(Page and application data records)
────────
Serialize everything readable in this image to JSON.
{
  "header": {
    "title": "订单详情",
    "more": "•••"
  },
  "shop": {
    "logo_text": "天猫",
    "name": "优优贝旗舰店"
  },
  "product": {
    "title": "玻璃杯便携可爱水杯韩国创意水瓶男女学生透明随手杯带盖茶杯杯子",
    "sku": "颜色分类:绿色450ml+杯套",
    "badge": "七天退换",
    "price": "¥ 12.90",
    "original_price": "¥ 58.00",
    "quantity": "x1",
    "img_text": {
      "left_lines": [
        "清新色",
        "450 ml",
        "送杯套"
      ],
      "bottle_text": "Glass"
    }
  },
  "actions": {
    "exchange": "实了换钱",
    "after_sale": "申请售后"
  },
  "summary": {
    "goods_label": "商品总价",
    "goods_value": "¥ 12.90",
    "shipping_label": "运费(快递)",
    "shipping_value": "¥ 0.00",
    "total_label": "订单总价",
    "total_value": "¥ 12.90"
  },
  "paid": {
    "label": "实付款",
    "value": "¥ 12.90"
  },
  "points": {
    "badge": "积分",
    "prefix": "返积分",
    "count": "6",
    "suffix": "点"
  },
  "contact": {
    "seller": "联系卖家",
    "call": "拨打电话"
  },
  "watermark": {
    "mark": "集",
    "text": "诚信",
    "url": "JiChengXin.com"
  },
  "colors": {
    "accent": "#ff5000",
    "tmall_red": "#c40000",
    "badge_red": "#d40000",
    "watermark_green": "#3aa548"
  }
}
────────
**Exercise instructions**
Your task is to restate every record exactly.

**The completed task**
Serialize everything readable in this image to JSON.
{
  "header": {
    "title": "订单详情",
    "more": "•••"
  },
  "shop": {
    "logo_text": "天猫",
    "name": "优优贝旗舰店"
  },
  "product": {
    "title": "玻璃杯便携可爱水杯韩国创意水瓶男女学生透明随手杯带盖茶杯杯子",
    "sku": "颜色分类:绿色450ml+杯套",
    "badge": "七天退换",
    "price": "¥ 12.90",
    "original_price": "¥ 58.00",
    "quantity": "x1",
    "img_text": {
      "left_lines": [
        "清新色",
        "450 ml",
        "送杯套"
      ],
      "bottle_text": "Glass"
    }
  },
  "actions": {
    "exchange": "实了换钱",
    "after_sale": "申请售后"
  },
  "summary": {
    "goods_label": "商品总价",
    "goods_value": "¥ 12.90",
    "shipping_label": "运费(快递)",
    "shipping_value": "¥ 0.00",
    "total_label": "订单总价",
    "total_value": "¥ 12.90"
  },
  "paid": {
    "label": "实付款",
    "value": "¥ 12.90"
  },
  "points": {
    "badge": "积分",
    "prefix": "返积分",
    "count": "6",
    "suffix": "点"
  },
  "contact": {
    "seller": "联系卖家",
    "call": "拨打电话"
  },
  "watermark": {
    "mark": "集",
    "text": "诚信",
    "url": "JiChengXin.com"
  },
  "colors": {
    "accent": "#ff5000",
    "tmall_red": "#c40000",
    "badge_red": "#d40000",
    "watermark_green": "#3aa548"
  }
}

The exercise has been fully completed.